Data records for software interfaces:
[Start of section]
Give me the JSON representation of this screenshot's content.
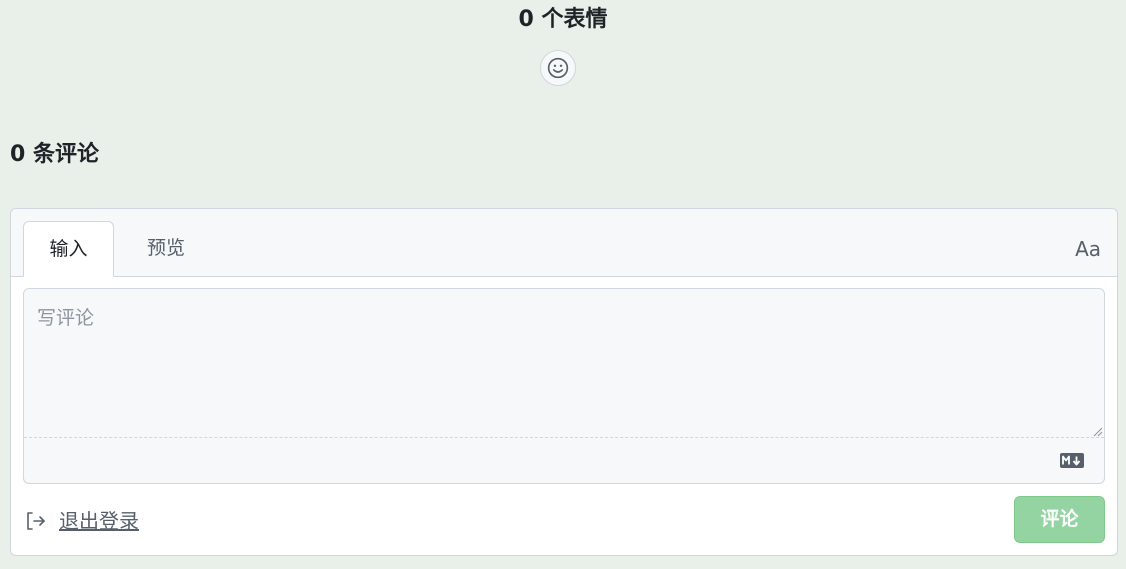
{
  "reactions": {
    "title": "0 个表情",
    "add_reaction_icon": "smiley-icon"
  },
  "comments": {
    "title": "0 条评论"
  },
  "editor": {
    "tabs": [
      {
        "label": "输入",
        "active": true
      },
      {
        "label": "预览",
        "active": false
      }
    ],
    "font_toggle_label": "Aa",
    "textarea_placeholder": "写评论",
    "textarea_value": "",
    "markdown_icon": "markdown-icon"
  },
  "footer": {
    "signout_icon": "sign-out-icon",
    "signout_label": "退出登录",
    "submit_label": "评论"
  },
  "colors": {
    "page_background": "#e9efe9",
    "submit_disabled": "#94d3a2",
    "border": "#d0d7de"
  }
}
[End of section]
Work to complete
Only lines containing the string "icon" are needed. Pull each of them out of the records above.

Answer to this problem
    "add_reaction_icon": "smiley-icon"
    "markdown_icon": "markdown-icon"
    "signout_icon": "sign-out-icon",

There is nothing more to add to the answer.